The president's remarks come as a Spanish-language pop version of "The Star-Spangled Banner" is being circulated to Spanish-language radio stations, with proceeds from the single "Nuestro Himno" supporting national marches for immigration reform that could lead to citizenship for millions of illegal immigrants in the United States.
Bush, a Republican who has found some success in courting the traditionally Democratic Hispanic vote in Texas and in two presidential campaigns, likes to pepper his speeches with an occasional Spanish word or phrase. But as he struggles with low approval ratings, he has found firm political ground with his position on the anthem, experts on the Hispanic vote in the U.S. say.
"National anthems are symbols of a culture and symbols of what the majority of the country believes in," said Sergio Bendixen, a pollster who conducts surveys of Hispanic voters. Bush's judgment on the national anthem "is a common-sense statement. ... He is understanding of the culture enough to understand that this won't offend anyone."
Guillermo Meneses, spokesman for the U.S. Hispanic Chamber of Commerce, agreed.
"You wouldn't sing the national anthem of another country in a different language," Meneses said. "You wouldn't be singing the Mexican national anthem in English.
"We should make every attempt to learn the English language," Meneses added. "That is not to say that we don't maintain our cultural heritage.

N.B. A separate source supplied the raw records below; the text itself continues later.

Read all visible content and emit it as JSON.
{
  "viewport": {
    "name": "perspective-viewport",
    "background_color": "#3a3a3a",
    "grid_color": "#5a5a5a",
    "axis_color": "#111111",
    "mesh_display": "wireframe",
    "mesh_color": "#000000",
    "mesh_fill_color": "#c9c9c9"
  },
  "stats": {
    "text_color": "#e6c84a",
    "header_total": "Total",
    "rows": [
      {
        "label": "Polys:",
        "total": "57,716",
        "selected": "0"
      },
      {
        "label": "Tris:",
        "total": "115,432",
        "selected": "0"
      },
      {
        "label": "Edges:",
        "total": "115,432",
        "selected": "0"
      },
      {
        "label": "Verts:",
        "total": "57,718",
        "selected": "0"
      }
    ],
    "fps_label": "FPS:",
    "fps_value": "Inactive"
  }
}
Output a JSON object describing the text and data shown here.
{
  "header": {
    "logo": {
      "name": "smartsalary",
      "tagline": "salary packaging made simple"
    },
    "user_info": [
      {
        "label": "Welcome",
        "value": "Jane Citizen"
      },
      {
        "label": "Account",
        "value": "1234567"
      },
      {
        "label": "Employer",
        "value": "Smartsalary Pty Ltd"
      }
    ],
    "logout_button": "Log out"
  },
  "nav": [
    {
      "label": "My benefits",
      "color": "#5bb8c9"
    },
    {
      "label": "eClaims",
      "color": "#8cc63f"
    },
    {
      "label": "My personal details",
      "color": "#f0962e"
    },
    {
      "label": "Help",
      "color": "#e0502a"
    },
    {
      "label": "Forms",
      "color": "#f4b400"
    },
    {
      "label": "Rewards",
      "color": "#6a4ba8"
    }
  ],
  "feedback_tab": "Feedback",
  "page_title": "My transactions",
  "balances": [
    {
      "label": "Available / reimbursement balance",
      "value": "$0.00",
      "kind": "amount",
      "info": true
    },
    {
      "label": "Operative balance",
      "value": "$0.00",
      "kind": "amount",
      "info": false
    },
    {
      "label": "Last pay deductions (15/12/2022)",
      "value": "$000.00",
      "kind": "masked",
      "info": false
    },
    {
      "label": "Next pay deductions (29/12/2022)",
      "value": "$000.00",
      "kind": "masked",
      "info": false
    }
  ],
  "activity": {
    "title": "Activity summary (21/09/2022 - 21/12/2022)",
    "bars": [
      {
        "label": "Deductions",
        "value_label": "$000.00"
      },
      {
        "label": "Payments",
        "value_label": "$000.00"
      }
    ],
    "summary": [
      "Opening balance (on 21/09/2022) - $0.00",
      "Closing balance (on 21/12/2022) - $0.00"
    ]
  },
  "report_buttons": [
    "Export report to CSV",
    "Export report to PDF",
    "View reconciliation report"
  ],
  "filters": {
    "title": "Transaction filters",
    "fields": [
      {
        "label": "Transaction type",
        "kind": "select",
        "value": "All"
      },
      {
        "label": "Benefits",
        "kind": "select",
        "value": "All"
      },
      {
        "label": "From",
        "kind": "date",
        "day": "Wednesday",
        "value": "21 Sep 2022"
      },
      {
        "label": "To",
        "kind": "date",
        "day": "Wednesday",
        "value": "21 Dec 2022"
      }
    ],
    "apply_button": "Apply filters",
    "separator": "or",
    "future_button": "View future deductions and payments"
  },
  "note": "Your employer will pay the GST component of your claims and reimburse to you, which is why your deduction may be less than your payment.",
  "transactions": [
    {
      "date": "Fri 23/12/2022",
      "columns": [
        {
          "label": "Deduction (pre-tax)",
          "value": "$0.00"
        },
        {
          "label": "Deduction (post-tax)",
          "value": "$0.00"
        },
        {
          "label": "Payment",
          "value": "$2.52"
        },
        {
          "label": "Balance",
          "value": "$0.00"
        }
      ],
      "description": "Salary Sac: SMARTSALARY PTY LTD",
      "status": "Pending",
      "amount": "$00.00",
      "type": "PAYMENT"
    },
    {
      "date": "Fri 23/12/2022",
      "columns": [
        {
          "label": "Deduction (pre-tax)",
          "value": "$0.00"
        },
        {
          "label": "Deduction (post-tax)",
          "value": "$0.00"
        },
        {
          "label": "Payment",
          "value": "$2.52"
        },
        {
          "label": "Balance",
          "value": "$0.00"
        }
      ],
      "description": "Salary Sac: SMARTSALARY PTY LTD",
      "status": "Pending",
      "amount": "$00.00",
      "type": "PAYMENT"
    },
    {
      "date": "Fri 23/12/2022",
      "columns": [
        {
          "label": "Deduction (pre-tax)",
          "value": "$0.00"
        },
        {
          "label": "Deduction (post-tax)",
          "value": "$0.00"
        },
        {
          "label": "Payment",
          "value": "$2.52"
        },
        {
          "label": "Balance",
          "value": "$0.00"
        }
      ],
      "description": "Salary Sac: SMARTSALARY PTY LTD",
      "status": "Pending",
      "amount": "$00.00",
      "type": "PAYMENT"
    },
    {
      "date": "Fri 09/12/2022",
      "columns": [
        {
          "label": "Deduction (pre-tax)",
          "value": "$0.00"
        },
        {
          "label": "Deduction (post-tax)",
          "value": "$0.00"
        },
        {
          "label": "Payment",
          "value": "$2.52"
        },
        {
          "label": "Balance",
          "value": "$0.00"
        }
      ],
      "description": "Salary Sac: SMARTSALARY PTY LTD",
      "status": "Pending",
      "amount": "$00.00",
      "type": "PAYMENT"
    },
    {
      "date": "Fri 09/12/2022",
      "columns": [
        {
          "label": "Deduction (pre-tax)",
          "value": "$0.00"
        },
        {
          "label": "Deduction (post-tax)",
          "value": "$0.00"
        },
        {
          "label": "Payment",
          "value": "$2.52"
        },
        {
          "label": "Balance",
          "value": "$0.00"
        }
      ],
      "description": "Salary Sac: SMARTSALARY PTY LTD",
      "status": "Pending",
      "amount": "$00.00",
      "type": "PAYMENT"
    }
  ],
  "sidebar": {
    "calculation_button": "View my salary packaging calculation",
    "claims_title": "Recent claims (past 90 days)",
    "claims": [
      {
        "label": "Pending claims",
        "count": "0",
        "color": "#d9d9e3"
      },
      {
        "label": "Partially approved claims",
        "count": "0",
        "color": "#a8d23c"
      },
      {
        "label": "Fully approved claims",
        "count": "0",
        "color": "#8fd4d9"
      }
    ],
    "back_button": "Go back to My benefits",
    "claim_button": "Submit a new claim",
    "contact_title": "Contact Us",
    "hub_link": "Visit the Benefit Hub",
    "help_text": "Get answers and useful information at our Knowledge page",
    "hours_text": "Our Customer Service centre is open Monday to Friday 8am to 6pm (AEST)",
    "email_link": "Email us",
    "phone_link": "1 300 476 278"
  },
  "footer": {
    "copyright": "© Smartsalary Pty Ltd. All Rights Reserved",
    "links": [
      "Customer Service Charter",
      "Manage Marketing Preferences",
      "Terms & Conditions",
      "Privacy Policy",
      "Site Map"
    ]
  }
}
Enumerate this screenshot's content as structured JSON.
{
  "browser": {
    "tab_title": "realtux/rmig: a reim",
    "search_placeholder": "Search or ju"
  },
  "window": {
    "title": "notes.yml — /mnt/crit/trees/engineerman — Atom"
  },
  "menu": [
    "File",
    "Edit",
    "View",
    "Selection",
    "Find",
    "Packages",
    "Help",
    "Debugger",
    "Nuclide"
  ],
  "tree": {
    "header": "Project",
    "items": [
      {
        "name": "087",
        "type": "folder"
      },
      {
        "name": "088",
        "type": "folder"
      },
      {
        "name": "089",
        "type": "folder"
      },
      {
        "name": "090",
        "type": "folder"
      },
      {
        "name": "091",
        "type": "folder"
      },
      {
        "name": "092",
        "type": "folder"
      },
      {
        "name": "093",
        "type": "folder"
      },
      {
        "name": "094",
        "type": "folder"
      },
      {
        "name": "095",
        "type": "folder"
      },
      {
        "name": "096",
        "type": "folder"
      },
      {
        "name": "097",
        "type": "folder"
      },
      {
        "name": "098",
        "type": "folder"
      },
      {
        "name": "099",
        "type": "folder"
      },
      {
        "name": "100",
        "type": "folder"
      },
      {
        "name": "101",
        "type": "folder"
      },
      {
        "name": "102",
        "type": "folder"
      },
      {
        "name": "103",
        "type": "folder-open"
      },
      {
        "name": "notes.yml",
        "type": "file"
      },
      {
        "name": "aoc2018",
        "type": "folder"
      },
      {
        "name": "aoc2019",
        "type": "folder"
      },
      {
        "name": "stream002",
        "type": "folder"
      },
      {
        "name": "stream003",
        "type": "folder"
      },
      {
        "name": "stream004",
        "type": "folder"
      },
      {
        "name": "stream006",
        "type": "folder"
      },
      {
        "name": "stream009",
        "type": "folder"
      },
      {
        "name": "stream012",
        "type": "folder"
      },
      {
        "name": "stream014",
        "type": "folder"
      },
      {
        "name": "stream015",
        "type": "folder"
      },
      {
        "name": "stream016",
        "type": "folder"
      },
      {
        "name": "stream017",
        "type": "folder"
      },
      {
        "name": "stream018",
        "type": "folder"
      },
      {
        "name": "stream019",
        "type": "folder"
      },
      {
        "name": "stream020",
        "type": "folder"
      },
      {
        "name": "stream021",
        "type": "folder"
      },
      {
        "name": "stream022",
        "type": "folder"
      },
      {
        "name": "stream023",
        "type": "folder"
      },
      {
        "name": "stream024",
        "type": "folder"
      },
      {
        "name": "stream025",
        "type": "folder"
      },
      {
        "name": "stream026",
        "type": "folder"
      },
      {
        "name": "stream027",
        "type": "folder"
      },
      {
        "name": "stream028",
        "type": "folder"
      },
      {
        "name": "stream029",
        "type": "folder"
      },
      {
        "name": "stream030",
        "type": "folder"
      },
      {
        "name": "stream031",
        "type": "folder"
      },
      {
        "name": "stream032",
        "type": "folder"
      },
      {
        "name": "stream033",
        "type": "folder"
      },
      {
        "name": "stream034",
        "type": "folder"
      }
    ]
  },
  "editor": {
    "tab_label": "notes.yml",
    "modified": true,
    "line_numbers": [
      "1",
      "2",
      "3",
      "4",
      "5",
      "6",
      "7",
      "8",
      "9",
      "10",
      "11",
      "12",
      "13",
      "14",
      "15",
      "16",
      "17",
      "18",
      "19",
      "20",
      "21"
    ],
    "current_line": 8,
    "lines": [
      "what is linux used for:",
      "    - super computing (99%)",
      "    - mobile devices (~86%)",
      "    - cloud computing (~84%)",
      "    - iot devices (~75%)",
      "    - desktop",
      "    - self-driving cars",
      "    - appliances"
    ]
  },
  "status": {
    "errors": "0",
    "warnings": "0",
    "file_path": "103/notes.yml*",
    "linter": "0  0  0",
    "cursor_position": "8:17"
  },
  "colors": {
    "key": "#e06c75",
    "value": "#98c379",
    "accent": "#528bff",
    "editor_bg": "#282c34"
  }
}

I happen to be fully bilingual, and I'm going to do my darnedest to make sure my children learn both English and Spanish."
At the same time, the president is already having the same problems among Hispanic voters that he is having generally, with his job approval at record lows in new polls this week.
As governor of Texas, Bush found strong support among Hispanic voters, and he boosted his share of the Hispanic vote from 35 percent to 40 percent between the 2000 and 2004 presidential elections.
But Bendixen, who found that the president enjoyed a favorable rating of 72 percent among all Hispanic voters surveyed at re-election, said Bush's personal favorable rating had slid to 25 percent in his latest national survey, conducted in March.
Mark Silva writes for the Chicago Tribune.